This campaign is quickly becoming about a $2 billion oil tax giveaway pushed by outside oil companies, the governor and his legislative allies. That bill, HB 110, unwisely gave multinational oil companies the option to take $2 billion in Alaska's oil revenue and spend it outside Alaska, in places like Libya or Iraq.
A loss of $2 billion, spent Outside, would kill our savings, construction industry, police, fire and teaching jobs, and our ability to build needed energy projects.
House Democrats, and the bipartisan Senate coalition, opposed this $2 billion giveaway. We pushed legislation that required new oil investment and jobs in Alaska as a condition for reasonable tax breaks. Our proposal targeted Alaska investment, jobs and production. Kudos to Reps. Paul Seaton and Alan Austerman, who broke ranks from their Republican colleagues and voted against the governor's oil giveaway. Fortunately, this $2 billion giveaway didn't pass the Senate.
As they say, no good deed goes unpunished. Now that the U.S. Supreme Court has ruled outside corporations can spend as much money as they want on elections, it's important for you to be armed with the truth as the oil industry and their allies spend big to elect candidates who'll pass their $2 billion giveaway.
Negative corporate and special interest ads will hit your TV and mailboxes through November. Current ads falsely suggest those who supported the giveaway "acted," while the rest of us supported the "status quo." Unfortunately, you're allowed to mislead voters when you're loaded with campaign money.
You'll get ads from corporate and special interests who've created campaign front groups, like "Prosperity Alaska" and "We Are Alaska." Nice names. Bad ideas. They'll send mailers giving trumped up "F" grades to legislators who voted for incentives requiring Alaska investment, and "A" grades to those who voted for the bill the oil companies want.
Here are a few more facts to keep in mind.
When HB 110 was filed, the Commissioner of Revenue said one of the two goals of HB 110 was to get new exploration in new fields. But in response to committee questions I asked, that rationale fell apart.
BP's head of Alaska operations testified on that bill: "If your question was are we intending to do more exploration, it is not in my current plan."
And Exxon's Dale Pittman testified that if HB 110 passed: "I can't promise you it would lead to increased exploration." Conoco provided no promises the bill would lead to new exploration.

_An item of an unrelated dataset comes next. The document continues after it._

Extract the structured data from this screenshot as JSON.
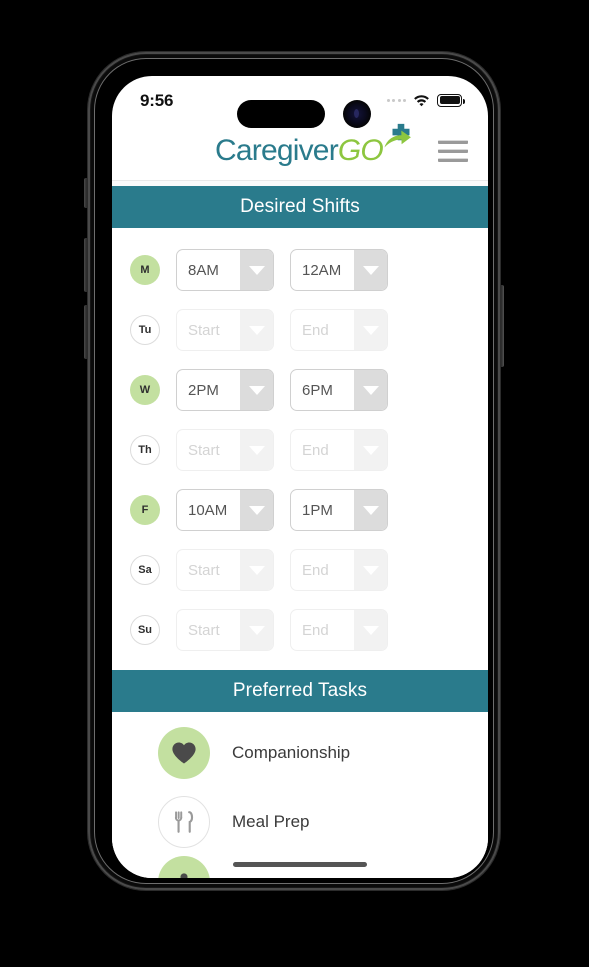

That's not to be confused with new oil production that is moving ahead under current law. Conoco is currently developing the new CD-5 field in NPR-A - a project I and others wrote the federal government to support. And Exxon is required by a settlement with the state to stop its 35-year delay at Point Thompson and start producing there.
This and next year we have more exploration going on than in a decade, because we have incentives on the books that reduce tax payments if companies invest in Alaska. We should keep improving those incentives.
Let's also take two myths off the table. Just adopting unjustifiably low tax rates doesn't work. Until 2006 we had a near 0 percent production tax on 15 of 19 North Slope fields, and most new ones. What did Alaska get? Annual oil production declines of 5 percent -- 8 percent a year, and 40 percent less investment than we have today.
Finally, the major oil corporations "say" they'll invest more if they get their bill. BP points to a heavy oil project called the IPAD. But that's a promise of a project they announced years ago, that's being slowed by technology, not tax rates. Asked if it was technology or tax rates that have slowed this project, Alaska Oil and Gas director Bill Barron testified: "The answer I've been given right now has been technical reasons."
Smart tax incentives that require Alaska investment make sense. I'd also lower taxes at very high prices, where they are arguably too steep. But just giving money away on a hope, wing and a prayer is, well, just giving money away.
Rep. Les Gara is an Anchorage Democratic legislator and serves on the House Finance Committee.